▸ **The task**
Scan the material below for "heat", then return each line that contains it.

BEGIN

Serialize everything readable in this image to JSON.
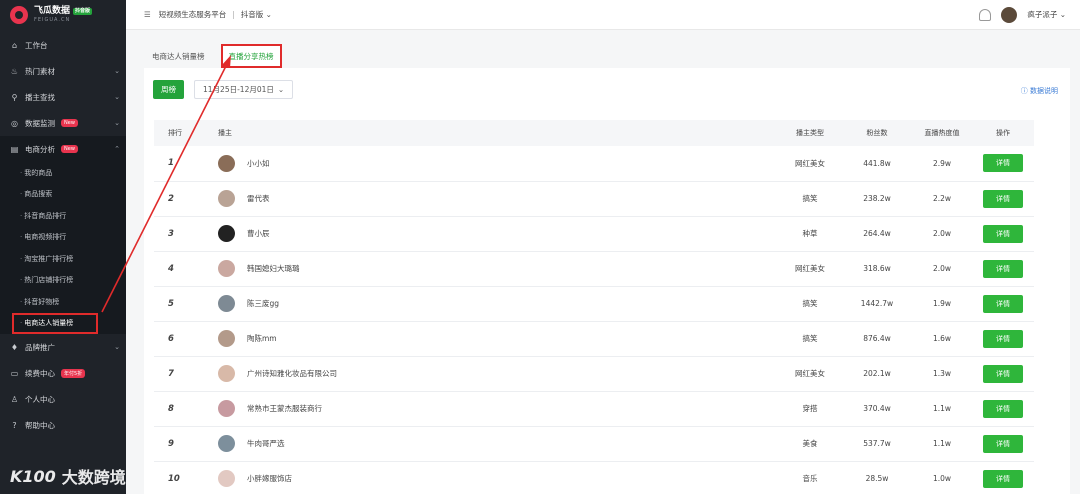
{
  "sidebar": {
    "logo_title": "飞瓜数据",
    "logo_badge": "抖音版",
    "logo_sub": "FEIGUA.CN",
    "items": [
      {
        "icon": "home-icon",
        "glyph": "⌂",
        "label": "工作台"
      },
      {
        "icon": "flame-icon",
        "glyph": "♨",
        "label": "热门素材",
        "chevron": "⌄"
      },
      {
        "icon": "search-icon",
        "glyph": "⚲",
        "label": "播主查找",
        "chevron": "⌄"
      },
      {
        "icon": "monitor-icon",
        "glyph": "◎",
        "label": "数据监测",
        "badge": "New",
        "chevron": "⌄"
      },
      {
        "icon": "chart-icon",
        "glyph": "▤",
        "label": "电商分析",
        "badge": "New",
        "chevron": "⌃"
      }
    ],
    "sub_items": [
      "我的商品",
      "商品搜索",
      "抖音商品排行",
      "电商视频排行",
      "淘宝推广排行榜",
      "热门店铺排行榜",
      "抖音好物榜",
      "电商达人销量榜"
    ],
    "bottom_items": [
      {
        "icon": "diamond-icon",
        "glyph": "♦",
        "label": "品牌推广",
        "chevron": "⌄"
      },
      {
        "icon": "card-icon",
        "glyph": "▭",
        "label": "续费中心",
        "badge": "年付5折"
      },
      {
        "icon": "user-icon",
        "glyph": "♙",
        "label": "个人中心"
      },
      {
        "icon": "help-icon",
        "glyph": "?",
        "label": "帮助中心"
      }
    ],
    "watermark_logo": "K100",
    "watermark_text": "大数跨境"
  },
  "topbar": {
    "menu_glyph": "☰",
    "platform": "短视频生态服务平台",
    "separator": "|",
    "version": "抖音版 ⌄",
    "username": "疯子派子 ⌄"
  },
  "tabs": [
    "电商达人销量榜",
    "直播分享热榜"
  ],
  "toolbar": {
    "week_button": "周榜",
    "date_range": "11月25日-12月01日",
    "date_chevron": "⌄",
    "help": "ⓘ 数据说明"
  },
  "table": {
    "headers": [
      "排行",
      "播主",
      "播主类型",
      "粉丝数",
      "直播热度值",
      "操作"
    ],
    "detail_label": "详情",
    "rows": [
      {
        "rank": "1",
        "name": "小小如",
        "type": "网红美女",
        "fans": "441.8w",
        "heat": "2.9w"
      },
      {
        "rank": "2",
        "name": "雷代表",
        "type": "搞笑",
        "fans": "238.2w",
        "heat": "2.2w"
      },
      {
        "rank": "3",
        "name": "曹小辰",
        "type": "种草",
        "fans": "264.4w",
        "heat": "2.0w"
      },
      {
        "rank": "4",
        "name": "韩国媳妇大璐璐",
        "type": "网红美女",
        "fans": "318.6w",
        "heat": "2.0w"
      },
      {
        "rank": "5",
        "name": "陈三废gg",
        "type": "搞笑",
        "fans": "1442.7w",
        "heat": "1.9w"
      },
      {
        "rank": "6",
        "name": "陶陈mm",
        "type": "搞笑",
        "fans": "876.4w",
        "heat": "1.6w"
      },
      {
        "rank": "7",
        "name": "广州诗知雅化妆品有限公司",
        "type": "网红美女",
        "fans": "202.1w",
        "heat": "1.3w"
      },
      {
        "rank": "8",
        "name": "常熟市王蒙杰服装商行",
        "type": "穿搭",
        "fans": "370.4w",
        "heat": "1.1w"
      },
      {
        "rank": "9",
        "name": "牛肉哥严选",
        "type": "美食",
        "fans": "537.7w",
        "heat": "1.1w"
      },
      {
        "rank": "10",
        "name": "小胖嫁服饰店",
        "type": "音乐",
        "fans": "28.5w",
        "heat": "1.0w"
      }
    ]
  },
  "colors": {
    "accent": "#24a33b",
    "highlight": "#e02b2b",
    "sidebar": "#1f2329"
  }
}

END

▸ **Exercise answer**
        "heat": "2.9w"
        "heat": "2.2w"
        "heat": "2.0w"
        "heat": "2.0w"
        "heat": "1.9w"
        "heat": "1.6w"
        "heat": "1.3w"
        "heat": "1.1w"
        "heat": "1.1w"
        "heat": "1.0w"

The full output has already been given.